**What the task asks**
Among the records that follow, find each line holding the word "category" and copy it.

[Items from an interface collection]
○ ○ ○
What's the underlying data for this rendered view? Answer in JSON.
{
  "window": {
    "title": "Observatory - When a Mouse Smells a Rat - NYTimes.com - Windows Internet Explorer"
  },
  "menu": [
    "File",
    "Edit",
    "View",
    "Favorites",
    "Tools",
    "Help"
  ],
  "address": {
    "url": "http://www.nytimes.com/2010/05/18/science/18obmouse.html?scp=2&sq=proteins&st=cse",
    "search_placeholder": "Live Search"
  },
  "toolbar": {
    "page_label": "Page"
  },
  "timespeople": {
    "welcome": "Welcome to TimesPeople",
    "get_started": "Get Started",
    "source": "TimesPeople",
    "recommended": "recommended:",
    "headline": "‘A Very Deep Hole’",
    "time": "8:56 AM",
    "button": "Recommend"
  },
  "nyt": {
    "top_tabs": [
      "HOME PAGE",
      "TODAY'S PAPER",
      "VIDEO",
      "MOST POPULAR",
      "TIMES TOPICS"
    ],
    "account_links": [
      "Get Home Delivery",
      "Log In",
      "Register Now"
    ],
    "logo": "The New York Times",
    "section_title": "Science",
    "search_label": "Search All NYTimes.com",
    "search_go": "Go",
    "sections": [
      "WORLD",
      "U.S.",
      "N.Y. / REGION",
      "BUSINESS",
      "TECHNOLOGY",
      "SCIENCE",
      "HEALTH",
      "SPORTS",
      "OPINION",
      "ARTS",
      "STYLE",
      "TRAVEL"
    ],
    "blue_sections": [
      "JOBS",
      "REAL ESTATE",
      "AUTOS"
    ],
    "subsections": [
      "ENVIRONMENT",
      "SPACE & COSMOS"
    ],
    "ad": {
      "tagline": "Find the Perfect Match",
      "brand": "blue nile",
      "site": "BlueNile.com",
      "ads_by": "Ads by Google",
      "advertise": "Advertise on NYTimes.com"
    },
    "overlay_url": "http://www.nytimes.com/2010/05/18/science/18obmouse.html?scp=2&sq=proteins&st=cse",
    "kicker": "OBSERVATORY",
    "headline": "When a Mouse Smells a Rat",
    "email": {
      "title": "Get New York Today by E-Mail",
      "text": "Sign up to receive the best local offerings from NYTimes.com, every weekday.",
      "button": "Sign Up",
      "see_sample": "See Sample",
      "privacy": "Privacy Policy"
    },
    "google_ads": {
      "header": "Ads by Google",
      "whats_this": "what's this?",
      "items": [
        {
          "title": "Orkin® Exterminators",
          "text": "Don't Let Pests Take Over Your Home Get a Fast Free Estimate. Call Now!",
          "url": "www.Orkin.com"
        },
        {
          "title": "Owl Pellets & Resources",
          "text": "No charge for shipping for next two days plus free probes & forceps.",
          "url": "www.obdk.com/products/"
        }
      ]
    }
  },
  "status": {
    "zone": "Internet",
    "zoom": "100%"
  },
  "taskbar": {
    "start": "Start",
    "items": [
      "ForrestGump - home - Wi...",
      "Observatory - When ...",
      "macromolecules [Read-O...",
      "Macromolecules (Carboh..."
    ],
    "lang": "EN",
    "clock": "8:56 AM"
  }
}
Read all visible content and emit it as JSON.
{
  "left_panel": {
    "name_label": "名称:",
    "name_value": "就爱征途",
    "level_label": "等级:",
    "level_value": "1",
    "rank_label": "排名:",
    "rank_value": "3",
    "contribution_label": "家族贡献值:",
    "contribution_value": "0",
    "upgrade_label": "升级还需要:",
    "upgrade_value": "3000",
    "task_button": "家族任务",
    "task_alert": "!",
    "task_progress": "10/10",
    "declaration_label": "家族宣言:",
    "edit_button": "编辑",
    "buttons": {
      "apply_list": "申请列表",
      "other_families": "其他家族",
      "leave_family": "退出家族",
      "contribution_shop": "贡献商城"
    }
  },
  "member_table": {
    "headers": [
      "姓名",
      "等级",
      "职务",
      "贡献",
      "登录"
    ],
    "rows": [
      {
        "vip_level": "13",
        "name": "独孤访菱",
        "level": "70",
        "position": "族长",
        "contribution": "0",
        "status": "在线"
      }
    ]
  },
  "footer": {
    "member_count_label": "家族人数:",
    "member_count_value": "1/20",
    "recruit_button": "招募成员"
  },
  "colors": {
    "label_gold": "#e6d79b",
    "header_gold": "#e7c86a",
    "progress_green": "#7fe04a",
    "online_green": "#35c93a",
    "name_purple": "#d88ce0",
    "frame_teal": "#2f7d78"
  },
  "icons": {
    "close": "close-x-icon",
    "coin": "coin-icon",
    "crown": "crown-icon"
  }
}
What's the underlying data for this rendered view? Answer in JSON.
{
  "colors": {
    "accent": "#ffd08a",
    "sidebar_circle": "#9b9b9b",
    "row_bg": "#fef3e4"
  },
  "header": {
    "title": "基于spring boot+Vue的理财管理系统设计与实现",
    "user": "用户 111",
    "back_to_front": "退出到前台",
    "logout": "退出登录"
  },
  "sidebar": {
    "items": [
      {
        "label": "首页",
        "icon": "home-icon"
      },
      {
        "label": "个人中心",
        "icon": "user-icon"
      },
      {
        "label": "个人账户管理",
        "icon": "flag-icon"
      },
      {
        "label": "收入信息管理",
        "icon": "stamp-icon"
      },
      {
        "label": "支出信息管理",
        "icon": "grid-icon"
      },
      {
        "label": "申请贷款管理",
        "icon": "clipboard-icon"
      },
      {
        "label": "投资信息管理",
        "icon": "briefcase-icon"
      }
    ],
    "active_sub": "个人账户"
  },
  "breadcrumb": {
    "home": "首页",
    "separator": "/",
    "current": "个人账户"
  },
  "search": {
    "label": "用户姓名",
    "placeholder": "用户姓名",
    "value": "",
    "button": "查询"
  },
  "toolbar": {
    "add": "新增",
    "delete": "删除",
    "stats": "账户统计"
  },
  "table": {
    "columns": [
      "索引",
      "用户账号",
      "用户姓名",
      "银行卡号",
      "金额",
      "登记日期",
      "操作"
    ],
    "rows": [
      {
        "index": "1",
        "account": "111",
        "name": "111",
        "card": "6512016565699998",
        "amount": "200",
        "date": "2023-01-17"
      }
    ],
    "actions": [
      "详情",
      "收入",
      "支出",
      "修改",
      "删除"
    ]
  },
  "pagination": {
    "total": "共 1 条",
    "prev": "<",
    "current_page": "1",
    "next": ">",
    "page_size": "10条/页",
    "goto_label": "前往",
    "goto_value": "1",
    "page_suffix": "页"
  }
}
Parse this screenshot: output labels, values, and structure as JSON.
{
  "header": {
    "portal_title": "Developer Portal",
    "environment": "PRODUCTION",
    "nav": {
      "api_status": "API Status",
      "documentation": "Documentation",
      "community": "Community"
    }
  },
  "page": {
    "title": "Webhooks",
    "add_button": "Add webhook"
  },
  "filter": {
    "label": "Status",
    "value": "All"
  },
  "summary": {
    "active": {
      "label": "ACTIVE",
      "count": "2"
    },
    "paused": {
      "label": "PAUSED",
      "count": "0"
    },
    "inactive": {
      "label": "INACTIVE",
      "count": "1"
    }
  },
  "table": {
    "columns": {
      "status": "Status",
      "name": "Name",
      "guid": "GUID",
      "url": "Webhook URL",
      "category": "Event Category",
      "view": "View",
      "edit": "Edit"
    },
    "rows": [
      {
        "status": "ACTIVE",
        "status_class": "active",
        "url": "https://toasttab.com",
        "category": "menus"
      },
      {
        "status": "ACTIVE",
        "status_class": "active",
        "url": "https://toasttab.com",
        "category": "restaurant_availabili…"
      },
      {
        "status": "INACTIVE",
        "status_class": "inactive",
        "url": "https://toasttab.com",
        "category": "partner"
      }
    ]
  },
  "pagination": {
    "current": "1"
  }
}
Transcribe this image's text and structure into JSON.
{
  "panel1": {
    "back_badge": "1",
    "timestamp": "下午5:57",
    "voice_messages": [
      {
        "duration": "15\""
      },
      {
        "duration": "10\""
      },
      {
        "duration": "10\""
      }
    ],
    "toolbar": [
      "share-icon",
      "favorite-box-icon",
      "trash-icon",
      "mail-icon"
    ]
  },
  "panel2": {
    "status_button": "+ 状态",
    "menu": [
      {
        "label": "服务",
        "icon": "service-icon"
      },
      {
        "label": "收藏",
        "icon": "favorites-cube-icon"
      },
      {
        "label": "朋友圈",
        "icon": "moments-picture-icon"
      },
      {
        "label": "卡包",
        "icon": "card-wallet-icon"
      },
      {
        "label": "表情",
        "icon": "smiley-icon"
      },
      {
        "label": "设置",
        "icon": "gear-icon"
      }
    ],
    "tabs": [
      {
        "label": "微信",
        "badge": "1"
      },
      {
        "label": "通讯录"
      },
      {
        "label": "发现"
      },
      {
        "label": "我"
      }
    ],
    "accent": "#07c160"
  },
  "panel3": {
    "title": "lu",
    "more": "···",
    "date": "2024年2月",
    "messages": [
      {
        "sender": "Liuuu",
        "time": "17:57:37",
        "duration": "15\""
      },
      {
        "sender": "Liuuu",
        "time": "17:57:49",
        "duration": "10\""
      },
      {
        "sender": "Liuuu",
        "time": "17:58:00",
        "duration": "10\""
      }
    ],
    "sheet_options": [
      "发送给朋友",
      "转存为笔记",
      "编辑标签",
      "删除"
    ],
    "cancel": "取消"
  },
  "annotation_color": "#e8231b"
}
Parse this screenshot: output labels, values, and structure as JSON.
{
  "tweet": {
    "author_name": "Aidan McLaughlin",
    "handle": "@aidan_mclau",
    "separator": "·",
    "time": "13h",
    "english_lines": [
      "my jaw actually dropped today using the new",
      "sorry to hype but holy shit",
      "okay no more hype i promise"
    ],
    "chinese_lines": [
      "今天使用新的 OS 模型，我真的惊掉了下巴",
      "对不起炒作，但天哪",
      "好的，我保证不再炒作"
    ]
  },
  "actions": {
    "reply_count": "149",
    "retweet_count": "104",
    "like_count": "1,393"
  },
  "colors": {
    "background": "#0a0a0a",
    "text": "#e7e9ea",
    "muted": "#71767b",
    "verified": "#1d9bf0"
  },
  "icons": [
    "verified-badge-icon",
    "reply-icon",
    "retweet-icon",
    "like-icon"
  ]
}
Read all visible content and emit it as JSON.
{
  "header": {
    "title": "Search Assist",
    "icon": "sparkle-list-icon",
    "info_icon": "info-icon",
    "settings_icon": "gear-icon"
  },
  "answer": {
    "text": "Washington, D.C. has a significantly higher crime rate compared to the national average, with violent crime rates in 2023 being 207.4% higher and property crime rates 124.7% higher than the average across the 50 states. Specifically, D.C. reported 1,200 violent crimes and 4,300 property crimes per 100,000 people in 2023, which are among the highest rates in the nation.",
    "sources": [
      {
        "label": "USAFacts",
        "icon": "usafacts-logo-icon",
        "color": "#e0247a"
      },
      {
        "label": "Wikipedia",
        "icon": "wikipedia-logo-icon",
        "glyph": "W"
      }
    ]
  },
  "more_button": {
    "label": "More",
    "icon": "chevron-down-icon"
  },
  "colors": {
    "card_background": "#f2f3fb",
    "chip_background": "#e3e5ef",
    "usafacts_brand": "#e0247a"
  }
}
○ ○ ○
**Exercise answer**
      "category": "Event Category",
        "category": "menus"
        "category": "restaurant_availabili…"
        "category": "partner"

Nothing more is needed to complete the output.